(Dataset rows for apps and sites)
----------------

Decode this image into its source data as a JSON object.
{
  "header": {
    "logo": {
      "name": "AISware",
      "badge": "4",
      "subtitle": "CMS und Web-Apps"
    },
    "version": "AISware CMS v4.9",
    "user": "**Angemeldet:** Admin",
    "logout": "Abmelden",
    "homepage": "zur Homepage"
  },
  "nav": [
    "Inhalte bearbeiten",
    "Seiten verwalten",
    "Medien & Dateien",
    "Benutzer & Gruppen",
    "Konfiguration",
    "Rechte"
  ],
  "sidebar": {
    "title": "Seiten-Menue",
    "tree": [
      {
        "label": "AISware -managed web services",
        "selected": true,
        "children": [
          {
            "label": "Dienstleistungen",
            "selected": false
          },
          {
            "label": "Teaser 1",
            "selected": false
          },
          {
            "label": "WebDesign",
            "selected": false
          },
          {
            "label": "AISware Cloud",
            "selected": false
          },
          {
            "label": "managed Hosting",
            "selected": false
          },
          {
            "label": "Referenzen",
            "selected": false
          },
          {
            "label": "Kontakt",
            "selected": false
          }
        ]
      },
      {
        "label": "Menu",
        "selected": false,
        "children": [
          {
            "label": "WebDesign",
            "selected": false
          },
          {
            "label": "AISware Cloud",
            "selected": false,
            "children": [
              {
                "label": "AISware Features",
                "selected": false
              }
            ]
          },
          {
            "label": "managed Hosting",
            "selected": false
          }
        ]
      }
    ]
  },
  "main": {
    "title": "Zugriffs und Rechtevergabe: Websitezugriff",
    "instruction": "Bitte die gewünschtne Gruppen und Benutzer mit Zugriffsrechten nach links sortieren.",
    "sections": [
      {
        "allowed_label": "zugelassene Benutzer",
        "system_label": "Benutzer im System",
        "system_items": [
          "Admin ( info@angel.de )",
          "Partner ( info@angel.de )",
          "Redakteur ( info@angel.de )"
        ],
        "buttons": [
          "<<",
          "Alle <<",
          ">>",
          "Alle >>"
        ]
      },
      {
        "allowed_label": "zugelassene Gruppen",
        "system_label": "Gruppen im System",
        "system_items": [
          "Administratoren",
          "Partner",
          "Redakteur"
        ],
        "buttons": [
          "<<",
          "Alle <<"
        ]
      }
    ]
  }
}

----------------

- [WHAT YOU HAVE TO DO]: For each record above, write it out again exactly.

- [WORKED SOLUTION]:
Decode this image into its source data as a JSON object.
{
  "header": {
    "logo": {
      "name": "AISware",
      "badge": "4",
      "subtitle": "CMS und Web-Apps"
    },
    "version": "AISware CMS v4.9",
    "user": "**Angemeldet:** Admin",
    "logout": "Abmelden",
    "homepage": "zur Homepage"
  },
  "nav": [
    "Inhalte bearbeiten",
    "Seiten verwalten",
    "Medien & Dateien",
    "Benutzer & Gruppen",
    "Konfiguration",
    "Rechte"
  ],
  "sidebar": {
    "title": "Seiten-Menue",
    "tree": [
      {
        "label": "AISware -managed web services",
        "selected": true,
        "children": [
          {
            "label": "Dienstleistungen",
            "selected": false
          },
          {
            "label": "Teaser 1",
            "selected": false
          },
          {
            "label": "WebDesign",
            "selected": false
          },
          {
            "label": "AISware Cloud",
            "selected": false
          },
          {
            "label": "managed Hosting",
            "selected": false
          },
          {
            "label": "Referenzen",
            "selected": false
          },
          {
            "label": "Kontakt",
            "selected": false
          }
        ]
      },
      {
        "label": "Menu",
        "selected": false,
        "children": [
          {
            "label": "WebDesign",
            "selected": false
          },
          {
            "label": "AISware Cloud",
            "selected": false,
            "children": [
              {
                "label": "AISware Features",
                "selected": false
              }
            ]
          },
          {
            "label": "managed Hosting",
            "selected": false
          }
        ]
      }
    ]
  },
  "main": {
    "title": "Zugriffs und Rechtevergabe: Websitezugriff",
    "instruction": "Bitte die gewünschtne Gruppen und Benutzer mit Zugriffsrechten nach links sortieren.",
    "sections": [
      {
        "allowed_label": "zugelassene Benutzer",
        "system_label": "Benutzer im System",
        "system_items": [
          "Admin ( info@angel.de )",
          "Partner ( info@angel.de )",
          "Redakteur ( info@angel.de )"
        ],
        "buttons": [
          "<<",
          "Alle <<",
          ">>",
          "Alle >>"
        ]
      },
      {
        "allowed_label": "zugelassene Gruppen",
        "system_label": "Gruppen im System",
        "system_items": [
          "Administratoren",
          "Partner",
          "Redakteur"
        ],
        "buttons": [
          "<<",
          "Alle <<"
        ]
      }
    ]
  }
}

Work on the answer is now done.